The Space Coast has been home to some of the country’s most ambitious achievements, but it has also seen its share of setbacks; the cancellation of the Apollo program and the retirement of the shuttle program chief among them. Even so, the demand for space travel and exploration remains— increasingly in the form of commercial enterprises, rather than projects of the federal government. Space Florida’s goal is to facilitate this commercial growth, namely by expediting the creation of a new independent spaceport authority.
“We’re transforming what a spaceport is—who runs it, how it works—to better position us for the rest of the twenty-first century and for America to become a true spacefaring nation,” says Dale Ketcham, Vice President of Government and External Relations at Space Florida.

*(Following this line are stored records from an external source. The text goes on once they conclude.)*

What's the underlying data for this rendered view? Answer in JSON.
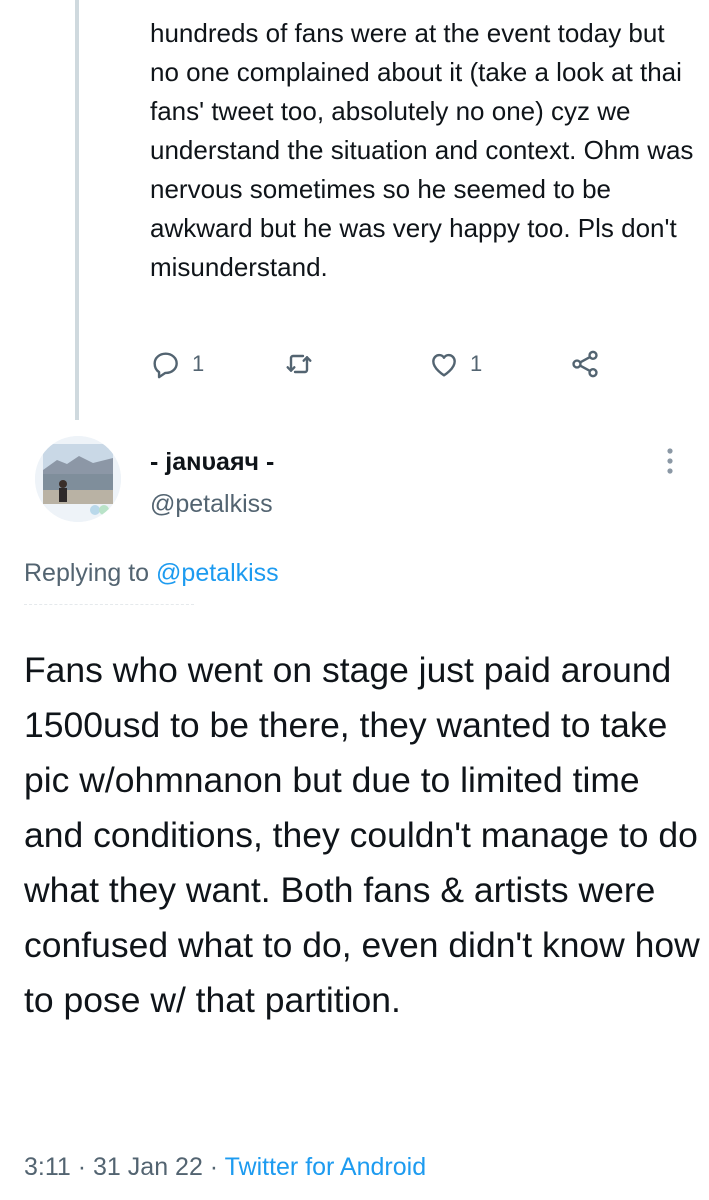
{
  "previous_tweet": {
    "text": "hundreds of fans were at the event today but no one complained about it (take a look at thai fans' tweet too, absolutely no one) cyz we understand the situation and context. Ohm was nervous sometimes so he seemed to be awkward but he was very happy too. Pls don't misunderstand.",
    "reply_count": "1",
    "like_count": "1",
    "icons": [
      "reply-icon",
      "retweet-icon",
      "like-icon",
      "share-icon"
    ]
  },
  "author": {
    "display_name": "- jаɴυаяч -",
    "handle": "@petalkiss",
    "avatar_icon": "avatar-photo"
  },
  "replying": {
    "prefix": "Replying to ",
    "mention": "@petalkiss"
  },
  "main_tweet": {
    "text": "Fans who went on stage just paid around 1500usd to be there, they wanted to take pic w/ohmnanon but due to limited time and conditions, they couldn't manage to do what they want. Both fans & artists were confused what to do, even didn't know how to pose w/ that partition.",
    "time": "3:11",
    "date": "31 Jan 22",
    "separator": " · ",
    "source": "Twitter for Android"
  },
  "colors": {
    "accent": "#1d9bf0",
    "secondary_text": "#536471",
    "primary_text": "#0f1419",
    "thread_line": "#cfd9de"
  }
}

In theory, a spaceport authority is not unlike an air- or seaport authority, but the unique circumstance that Space Florida faces is that it leases resources like hangars and facilities from NASA and the Air Force; but it does not own them. Fortunately for the commercial sector, however, this does not prevent Space Florida from sub-leasing these resources to them, which is “a lot more commercially friendly than leasing it directly from NASA or the Air Force.” Space Florida’s efforts have significantly impacted the recent Renaissance of the Cape Canaveral Spaceport.
Space Florida’s current model is the culmination of three predecessor organizations—Florida Space Authority, Florida Space Research Institute, and Florida Aerospace Finance Corporation—and it is unique in its composition. Space Florida exists as a special district of the State of Florida and operates as a public, for-profit entity, but its profit is measured in jobs created and in private-sector investments.
“What we’re trying to move forward is a sustainable system so that we’re not solely reliant on the taxpayers of the state to pay our operating budget,” Ketcham explains. “That means generating revenue from the users of the spaceport.”
For this reason, maintaining and upgrading the area’s existing infrastructure—from taxiways to bridges to launch sites—has become a part of the spaceport challenge. The infrastructure needed for commercial launches is nearing capacity, and many companies’ goals involve at least doubling their number of launches in the near future. And while NASA scrambles to improve its infrastructure, Space Florida asks, Why should NASA be using its scarce resources to put in place an infrastructure so private companies can make a profit?
“That’s not really what NASA’s money should be spent on,” Ketcham says. “They should be spending it on putting footprints on Mars, or exploring Jupiter. And we’re pretty sure that Congress and taxpayers would agree with that.”
The transition from a region where the federal government owns even the roads and bridges but has not prioritized maintaining them, to a region that hosts the planet’s premier spaceport is bound to be a tricky one. But the region has faced great challenges before, and Space Florida’s ambition and innovation promise to find a way.
“We use the analogy of what the port of London was to the British Empire: people and cargo coming and going, and how important a port like that is,” says Ketcham. But unlike the Port of London of old—and in the same way that Space Florida has the wellbeing of Florida residents in mind—Space Florida wants to preserve the splendor of the area for future residents, especially those born in space.
“We want people’s first image of the planet to be attractive and beautiful. That’s much easier said than done, but that is our task.”